Directions
In the data that follows, determine how many lines contain the word "with", and give only that number.

Given records

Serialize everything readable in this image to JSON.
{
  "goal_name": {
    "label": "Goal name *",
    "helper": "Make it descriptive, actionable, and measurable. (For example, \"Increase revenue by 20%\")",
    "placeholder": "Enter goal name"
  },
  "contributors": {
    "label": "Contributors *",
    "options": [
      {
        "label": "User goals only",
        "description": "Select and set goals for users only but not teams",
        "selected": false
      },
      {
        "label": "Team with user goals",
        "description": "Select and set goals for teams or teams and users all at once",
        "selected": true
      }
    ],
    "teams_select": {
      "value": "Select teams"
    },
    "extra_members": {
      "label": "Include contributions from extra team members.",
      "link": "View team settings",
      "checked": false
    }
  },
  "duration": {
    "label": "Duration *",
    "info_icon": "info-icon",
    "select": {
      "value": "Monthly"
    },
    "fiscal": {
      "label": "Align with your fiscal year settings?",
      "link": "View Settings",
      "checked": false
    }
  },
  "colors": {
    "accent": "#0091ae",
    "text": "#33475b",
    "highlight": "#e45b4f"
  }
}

Output of the exercise
2